----- RECORDS FOR PROCESSING

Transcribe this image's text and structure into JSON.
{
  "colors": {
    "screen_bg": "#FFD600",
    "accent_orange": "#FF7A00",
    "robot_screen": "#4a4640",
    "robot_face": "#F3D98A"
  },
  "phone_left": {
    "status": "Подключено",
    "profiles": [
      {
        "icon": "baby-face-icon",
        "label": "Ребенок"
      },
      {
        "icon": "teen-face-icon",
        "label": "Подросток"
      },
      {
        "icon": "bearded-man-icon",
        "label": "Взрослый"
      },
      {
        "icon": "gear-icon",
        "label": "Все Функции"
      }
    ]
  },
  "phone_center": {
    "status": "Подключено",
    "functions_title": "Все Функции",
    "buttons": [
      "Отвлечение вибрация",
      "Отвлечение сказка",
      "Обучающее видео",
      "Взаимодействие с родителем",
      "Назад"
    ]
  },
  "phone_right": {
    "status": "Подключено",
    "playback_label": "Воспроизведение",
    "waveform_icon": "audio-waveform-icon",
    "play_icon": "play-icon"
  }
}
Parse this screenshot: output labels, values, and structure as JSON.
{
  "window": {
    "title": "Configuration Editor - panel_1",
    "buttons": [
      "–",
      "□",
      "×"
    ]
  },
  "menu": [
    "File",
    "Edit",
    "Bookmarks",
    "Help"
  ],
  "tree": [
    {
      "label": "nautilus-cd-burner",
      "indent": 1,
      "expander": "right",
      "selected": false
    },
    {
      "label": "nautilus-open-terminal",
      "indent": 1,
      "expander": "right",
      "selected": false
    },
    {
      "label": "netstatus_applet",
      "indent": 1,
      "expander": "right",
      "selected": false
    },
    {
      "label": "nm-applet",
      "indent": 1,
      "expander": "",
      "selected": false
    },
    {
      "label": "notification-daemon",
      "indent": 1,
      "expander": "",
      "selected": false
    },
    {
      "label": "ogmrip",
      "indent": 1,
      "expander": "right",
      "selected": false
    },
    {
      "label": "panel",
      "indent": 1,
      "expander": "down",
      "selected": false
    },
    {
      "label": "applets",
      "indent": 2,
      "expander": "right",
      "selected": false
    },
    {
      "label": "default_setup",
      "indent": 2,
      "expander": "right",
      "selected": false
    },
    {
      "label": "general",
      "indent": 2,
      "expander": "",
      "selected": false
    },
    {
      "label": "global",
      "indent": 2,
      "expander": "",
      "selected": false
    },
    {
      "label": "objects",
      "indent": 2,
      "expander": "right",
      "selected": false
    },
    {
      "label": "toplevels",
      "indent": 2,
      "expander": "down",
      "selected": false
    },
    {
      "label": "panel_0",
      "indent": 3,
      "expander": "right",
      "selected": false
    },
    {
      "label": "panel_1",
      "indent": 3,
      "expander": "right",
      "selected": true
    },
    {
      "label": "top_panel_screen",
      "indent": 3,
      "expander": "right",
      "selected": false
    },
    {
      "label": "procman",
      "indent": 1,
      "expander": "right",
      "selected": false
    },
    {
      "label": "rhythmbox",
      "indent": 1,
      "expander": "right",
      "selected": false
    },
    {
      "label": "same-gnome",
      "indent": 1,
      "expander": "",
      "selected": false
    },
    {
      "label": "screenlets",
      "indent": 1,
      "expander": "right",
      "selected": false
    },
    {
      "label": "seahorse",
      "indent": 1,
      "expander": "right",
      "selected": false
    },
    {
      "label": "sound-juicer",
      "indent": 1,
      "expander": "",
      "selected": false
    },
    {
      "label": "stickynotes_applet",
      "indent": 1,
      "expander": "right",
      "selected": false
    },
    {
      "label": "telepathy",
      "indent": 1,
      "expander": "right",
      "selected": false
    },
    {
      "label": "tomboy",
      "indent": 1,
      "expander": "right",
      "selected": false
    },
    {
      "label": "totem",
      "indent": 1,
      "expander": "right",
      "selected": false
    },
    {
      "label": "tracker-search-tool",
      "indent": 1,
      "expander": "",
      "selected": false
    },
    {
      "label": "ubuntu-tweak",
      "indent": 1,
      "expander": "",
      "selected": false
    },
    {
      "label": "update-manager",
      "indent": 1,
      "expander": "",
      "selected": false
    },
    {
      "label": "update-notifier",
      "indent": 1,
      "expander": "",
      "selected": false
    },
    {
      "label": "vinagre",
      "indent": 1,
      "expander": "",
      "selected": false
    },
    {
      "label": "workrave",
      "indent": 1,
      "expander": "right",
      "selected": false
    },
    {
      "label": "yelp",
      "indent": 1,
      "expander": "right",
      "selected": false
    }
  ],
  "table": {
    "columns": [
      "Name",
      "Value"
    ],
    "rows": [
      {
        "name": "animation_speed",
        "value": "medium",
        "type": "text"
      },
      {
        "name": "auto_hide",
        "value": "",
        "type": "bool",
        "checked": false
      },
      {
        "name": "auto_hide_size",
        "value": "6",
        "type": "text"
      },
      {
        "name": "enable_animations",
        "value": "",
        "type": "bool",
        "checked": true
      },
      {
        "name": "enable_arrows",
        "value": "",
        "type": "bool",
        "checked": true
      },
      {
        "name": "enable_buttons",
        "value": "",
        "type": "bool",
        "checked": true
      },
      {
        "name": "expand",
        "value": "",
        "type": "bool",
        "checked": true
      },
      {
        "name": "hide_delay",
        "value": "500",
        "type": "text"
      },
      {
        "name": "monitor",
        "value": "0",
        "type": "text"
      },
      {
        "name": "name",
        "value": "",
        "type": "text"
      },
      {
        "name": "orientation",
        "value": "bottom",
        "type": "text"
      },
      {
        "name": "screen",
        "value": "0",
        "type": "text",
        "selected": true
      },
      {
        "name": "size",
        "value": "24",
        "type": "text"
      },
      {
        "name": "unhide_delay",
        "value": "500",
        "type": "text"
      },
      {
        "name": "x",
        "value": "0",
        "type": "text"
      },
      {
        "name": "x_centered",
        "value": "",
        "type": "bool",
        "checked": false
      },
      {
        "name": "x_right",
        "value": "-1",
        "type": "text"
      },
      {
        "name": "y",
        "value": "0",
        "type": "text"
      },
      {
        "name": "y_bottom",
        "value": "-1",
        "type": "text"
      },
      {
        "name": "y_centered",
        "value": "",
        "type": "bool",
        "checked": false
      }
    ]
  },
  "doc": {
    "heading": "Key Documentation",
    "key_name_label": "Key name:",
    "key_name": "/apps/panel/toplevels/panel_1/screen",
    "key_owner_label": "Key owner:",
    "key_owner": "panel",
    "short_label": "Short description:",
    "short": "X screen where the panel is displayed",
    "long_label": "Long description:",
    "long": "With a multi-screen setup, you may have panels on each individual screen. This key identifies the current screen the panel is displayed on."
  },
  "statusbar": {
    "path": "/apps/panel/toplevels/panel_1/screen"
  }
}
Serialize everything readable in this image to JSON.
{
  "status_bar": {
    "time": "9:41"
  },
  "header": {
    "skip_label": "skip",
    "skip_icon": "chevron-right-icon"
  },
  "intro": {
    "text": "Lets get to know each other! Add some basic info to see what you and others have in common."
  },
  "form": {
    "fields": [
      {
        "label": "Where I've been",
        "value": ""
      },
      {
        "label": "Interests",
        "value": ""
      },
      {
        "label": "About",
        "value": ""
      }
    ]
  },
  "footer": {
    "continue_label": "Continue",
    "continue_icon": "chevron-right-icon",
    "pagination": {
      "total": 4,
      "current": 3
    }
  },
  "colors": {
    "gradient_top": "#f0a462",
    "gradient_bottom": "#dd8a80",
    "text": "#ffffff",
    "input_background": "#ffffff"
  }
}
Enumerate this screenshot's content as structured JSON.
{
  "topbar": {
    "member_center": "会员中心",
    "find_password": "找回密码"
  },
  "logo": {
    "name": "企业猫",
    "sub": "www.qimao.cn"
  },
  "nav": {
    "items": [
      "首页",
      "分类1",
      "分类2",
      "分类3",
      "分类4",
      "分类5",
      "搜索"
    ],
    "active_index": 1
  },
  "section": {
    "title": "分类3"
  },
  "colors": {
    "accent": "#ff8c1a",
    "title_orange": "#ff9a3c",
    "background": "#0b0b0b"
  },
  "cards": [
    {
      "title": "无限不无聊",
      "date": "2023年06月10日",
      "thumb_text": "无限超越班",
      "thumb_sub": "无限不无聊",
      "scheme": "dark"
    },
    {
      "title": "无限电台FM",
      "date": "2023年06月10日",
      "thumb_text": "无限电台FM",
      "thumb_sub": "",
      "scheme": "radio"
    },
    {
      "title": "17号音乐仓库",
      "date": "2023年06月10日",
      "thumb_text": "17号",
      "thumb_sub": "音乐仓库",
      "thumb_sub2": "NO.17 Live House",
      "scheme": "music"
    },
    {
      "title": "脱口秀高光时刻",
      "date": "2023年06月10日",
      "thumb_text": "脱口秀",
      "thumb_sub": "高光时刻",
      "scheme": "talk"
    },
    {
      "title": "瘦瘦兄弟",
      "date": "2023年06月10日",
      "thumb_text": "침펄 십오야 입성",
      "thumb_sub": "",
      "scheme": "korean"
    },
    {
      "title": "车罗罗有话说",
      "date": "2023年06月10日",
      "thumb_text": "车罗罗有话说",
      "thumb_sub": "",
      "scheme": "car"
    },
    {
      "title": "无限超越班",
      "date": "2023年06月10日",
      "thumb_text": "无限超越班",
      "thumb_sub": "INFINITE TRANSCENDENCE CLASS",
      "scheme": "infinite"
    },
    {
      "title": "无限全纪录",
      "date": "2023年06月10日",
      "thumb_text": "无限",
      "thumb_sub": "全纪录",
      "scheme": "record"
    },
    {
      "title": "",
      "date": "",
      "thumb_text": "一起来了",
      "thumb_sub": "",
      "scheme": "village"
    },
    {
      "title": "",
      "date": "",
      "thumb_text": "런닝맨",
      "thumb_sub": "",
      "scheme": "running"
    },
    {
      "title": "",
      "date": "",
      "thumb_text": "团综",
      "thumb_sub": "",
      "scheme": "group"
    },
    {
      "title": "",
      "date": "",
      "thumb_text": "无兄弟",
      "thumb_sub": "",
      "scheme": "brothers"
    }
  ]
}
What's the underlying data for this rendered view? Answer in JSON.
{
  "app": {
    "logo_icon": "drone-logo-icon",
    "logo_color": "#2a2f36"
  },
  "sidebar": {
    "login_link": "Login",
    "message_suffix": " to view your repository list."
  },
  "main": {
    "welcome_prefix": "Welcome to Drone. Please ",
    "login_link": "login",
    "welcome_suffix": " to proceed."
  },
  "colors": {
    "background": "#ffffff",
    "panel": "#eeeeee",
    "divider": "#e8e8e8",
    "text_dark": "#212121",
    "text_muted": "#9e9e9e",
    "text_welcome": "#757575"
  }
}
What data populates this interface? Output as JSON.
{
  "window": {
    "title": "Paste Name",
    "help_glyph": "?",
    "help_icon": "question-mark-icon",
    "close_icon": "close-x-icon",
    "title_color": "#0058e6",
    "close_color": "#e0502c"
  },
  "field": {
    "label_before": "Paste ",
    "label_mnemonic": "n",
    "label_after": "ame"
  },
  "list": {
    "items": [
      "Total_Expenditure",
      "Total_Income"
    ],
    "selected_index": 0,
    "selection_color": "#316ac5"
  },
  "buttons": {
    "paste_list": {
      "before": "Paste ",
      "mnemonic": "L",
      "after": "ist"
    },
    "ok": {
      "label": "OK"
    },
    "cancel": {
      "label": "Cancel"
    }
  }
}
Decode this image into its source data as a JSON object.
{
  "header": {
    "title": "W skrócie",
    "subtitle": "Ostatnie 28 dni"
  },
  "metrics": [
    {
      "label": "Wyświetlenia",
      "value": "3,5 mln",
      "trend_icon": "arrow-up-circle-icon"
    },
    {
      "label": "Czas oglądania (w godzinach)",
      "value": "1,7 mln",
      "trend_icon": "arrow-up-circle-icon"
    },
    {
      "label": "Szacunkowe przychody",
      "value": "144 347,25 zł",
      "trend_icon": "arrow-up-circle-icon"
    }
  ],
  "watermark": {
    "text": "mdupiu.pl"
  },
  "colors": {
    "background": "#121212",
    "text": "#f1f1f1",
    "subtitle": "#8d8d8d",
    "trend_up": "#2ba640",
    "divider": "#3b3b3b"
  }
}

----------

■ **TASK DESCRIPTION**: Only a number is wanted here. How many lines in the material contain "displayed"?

■ **SOLUTION**: 2